As Virginia’s leading voice on sexual and domestic violence, the Virginia Sexual & Domestic Violence Action Alliance believes all college students have the right to learn and live in an educational environment where they are safe and  treated equally. This is the overarching spirit of Title IX, the Clery Act, and Virginia campus safety legislation. The presence of sexual violence, dating/domestic violence, stalking, and other gender-based violence threatens this right. We also know that institutional and societal oppressions compound the negative effects of violence on students of color and other historically marginalized groups. We have heard from Virginia’s colleges and universities that you/they are hungry for concrete guidelines and examples of promising and best practices in Virginia and nationwide; to respond to this gap in resources, we researched and wrote a set of best practices guides for Virginia’s college and university campuses.

What makes these guides different from the other best practices guides for campuses?

The Safety and Justice for All guides outline best-practice recommendations to help campus professionals move beyond regulatory compliance and to institute trauma-informed and racial justice oriented prevention and responses to gender-based violence.

Recommendations are based on specific roles on campus

Key recommendations included in the guides are organized into six groups:

  • administrators;
  • advocates (both on- and off-campus);
  • faculty and other instructional employees;
  • Title IX coordinators and campus disciplinary professionals;
  • campus law enforcement and security officers; and
  • prevention specialists.

We created an edition specifically for Community Colleges

Due to the unique context of Virginia’s Community Colleges, we created a separate guide for those institutions.
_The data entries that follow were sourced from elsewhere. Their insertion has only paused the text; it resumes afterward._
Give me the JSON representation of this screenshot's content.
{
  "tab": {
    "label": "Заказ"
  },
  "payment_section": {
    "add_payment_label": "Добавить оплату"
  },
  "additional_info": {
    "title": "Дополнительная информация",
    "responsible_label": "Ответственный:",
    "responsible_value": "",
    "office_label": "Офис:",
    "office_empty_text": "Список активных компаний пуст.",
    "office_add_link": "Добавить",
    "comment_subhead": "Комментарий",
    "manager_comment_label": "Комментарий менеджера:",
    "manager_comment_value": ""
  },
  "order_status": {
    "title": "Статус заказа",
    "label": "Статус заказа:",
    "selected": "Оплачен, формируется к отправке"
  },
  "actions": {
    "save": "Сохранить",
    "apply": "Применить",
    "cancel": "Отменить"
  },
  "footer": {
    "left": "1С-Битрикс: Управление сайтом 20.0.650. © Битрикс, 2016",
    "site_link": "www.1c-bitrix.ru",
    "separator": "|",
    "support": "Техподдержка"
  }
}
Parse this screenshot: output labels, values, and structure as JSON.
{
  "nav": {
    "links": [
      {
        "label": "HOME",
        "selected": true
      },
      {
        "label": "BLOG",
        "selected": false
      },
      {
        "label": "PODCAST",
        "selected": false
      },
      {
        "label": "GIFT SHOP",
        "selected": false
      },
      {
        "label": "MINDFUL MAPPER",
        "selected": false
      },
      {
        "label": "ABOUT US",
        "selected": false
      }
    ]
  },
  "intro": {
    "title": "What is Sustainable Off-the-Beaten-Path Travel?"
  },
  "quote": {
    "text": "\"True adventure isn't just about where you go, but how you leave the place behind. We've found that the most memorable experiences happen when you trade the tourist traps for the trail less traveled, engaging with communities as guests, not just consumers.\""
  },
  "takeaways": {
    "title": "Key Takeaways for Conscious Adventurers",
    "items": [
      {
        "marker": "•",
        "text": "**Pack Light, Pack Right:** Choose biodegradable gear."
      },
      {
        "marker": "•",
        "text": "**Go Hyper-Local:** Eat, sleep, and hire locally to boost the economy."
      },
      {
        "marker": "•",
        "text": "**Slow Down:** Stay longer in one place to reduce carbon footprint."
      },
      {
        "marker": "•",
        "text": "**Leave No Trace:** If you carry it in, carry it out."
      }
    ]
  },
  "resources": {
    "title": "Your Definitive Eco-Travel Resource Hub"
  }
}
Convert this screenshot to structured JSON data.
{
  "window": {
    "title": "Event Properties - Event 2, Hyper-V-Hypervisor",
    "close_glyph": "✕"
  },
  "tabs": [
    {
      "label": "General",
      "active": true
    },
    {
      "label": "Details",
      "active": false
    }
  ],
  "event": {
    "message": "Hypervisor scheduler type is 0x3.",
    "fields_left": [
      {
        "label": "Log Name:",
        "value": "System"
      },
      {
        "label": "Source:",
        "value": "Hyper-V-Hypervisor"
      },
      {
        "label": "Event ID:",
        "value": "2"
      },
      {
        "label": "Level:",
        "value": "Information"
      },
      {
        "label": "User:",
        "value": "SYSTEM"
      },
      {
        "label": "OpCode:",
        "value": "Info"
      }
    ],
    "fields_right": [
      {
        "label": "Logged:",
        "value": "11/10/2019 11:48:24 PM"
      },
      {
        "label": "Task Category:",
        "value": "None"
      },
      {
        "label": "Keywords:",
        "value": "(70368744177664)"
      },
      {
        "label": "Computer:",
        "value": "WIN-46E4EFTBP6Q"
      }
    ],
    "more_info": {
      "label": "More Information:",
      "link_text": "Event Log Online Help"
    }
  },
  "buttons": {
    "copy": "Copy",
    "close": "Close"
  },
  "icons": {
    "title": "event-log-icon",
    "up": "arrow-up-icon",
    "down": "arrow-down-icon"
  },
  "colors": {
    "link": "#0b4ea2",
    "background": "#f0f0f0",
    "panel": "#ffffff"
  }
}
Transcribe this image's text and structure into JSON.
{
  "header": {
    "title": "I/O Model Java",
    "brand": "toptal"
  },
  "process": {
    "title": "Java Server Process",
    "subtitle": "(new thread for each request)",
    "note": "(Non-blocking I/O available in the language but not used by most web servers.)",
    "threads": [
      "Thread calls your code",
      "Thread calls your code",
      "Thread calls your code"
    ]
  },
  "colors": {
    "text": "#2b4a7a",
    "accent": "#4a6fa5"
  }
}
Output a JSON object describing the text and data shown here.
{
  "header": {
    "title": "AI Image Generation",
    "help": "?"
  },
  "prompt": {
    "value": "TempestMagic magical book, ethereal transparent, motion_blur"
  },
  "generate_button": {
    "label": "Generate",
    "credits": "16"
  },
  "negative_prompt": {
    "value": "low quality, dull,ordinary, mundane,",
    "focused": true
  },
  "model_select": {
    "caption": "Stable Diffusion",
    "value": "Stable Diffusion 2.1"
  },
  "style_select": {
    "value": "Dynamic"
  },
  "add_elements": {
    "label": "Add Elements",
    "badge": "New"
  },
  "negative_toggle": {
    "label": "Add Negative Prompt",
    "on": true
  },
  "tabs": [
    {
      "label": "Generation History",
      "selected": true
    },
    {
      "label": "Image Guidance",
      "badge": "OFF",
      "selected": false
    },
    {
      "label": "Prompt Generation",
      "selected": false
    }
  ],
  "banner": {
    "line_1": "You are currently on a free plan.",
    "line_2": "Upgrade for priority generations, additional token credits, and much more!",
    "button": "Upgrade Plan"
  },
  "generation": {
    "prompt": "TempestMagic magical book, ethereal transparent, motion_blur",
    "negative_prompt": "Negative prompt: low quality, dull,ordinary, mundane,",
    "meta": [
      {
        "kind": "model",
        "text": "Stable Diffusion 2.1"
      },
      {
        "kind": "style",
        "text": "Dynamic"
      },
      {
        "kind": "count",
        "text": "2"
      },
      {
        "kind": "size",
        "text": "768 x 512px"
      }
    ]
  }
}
The structure and framework for the Community College guide are the same; several recommendations in this guide were adapted to address Community College specific concerns and utilize Community College examples.

Virginia’s colleges, universities, and community colleges are doing excellent work to respond to and prevent gender-based violence. These guides feature concrete examples of ways that institutions and organizations have implemented these recommendations, with the majority of the examples coming from Virginia institutions.

Sexual assault is a widespread problem on college campuses. This tip sheet provides information for families to discuss regarding campus sexual assault as well as safety, consent, and healthy relationships. A list of questions to ask about how your child’s college handles sexual assault is also included.

Across the nation, concerns over the rate of sexual assault on college campuses have generated public interest, new federal regulations, and intense focus. This infographic brings awareness and understanding to campus sexual violence and the new federal laws for coalitions, college campuses and advocates.

This discussion guide provides an overview of consent and discusses ways to shift the way we think, talk, and act about sexual assault on college campuses.

The U.S. Department of Education Office of Civil Rights has released a new guidance package on Title IX coordinators.  This package helps clarify that coordinator's roles and responsibilitie​s, as well as ways that schools should support the work of their Title IX coordinators.  The package includes details about the scope and administrative requirements of Title IX, as well as recommendations and discussion of key related issues.  It urges institutions to do as much as possible to eliminate conflicts of interest for Title IX coordinators, and to support Title IX coordinators through promoting their visibility and providing for their training.

Spring/Summer 2015 The Resource cover imageThe Spring/Summer 2015 edition of The Resource shines a spotlight on campus sexual assault. Included in the special campus section are the following articles:

  • 'The Hunting Ground': An interview with filmmaker Amy Ziering reveals it wasn't difficult to find survivors of campus sexual violence who wanted to tell their stories for the documentary film. "The sad thing is, there are way too many survivors," Ziering said.
  • Director's Viewpoint: Karen Baker, Director of the National Sexual Violence Resource Center, talks about a busy Sexual Assault Awareness Month in April 2015, the theme of which was "It's Time to Act: Safer Campuses, Brighter Futures. Prevent Sexual Violence."
  • Prevention preparedness: Are coalitions in the U.S. ready to lead primary prevention, campus-based efforts?
  • 'From compliance to commitment': The North Carolina Campus Consortium hosted its first-ever Campus Sexual and Intimate Partner Violence Peer Educator's Summit.
  • Sexual Assault Awareness Month: Photos from 30 busy days of activism.

Other topics covered in this issue include: effective social media advocacy, The Six Pillars for Prevention of child sexual abuse, the 2015 National Sexual Assault Conference in Los Angeles, and more.

Want to read about a topic that hasn't been covered? Send ideas to with the subject line "Resource Story Idea."

This position statement from the National Alliance to End Sexual Violence opposes mandatory referral legislation requiring colleges and universities to refer all sexual assault reports to law enforcement.

Los materiales de la campaña SAAM 2015 incluye descargables en 3 tamaños gratis. Disponible en inglés.

Cover- Vision general de la prevencion

Esta descripción proporcionar información sobre la prevención de la violencia sexual en los universitarios. En inglés.

Cover- Que es violencia sexual universitario?

Esta hoja informativa proporciona una descripción de la violencia sexual en universitarios. En inglés.


Subscribe to RSS - Campus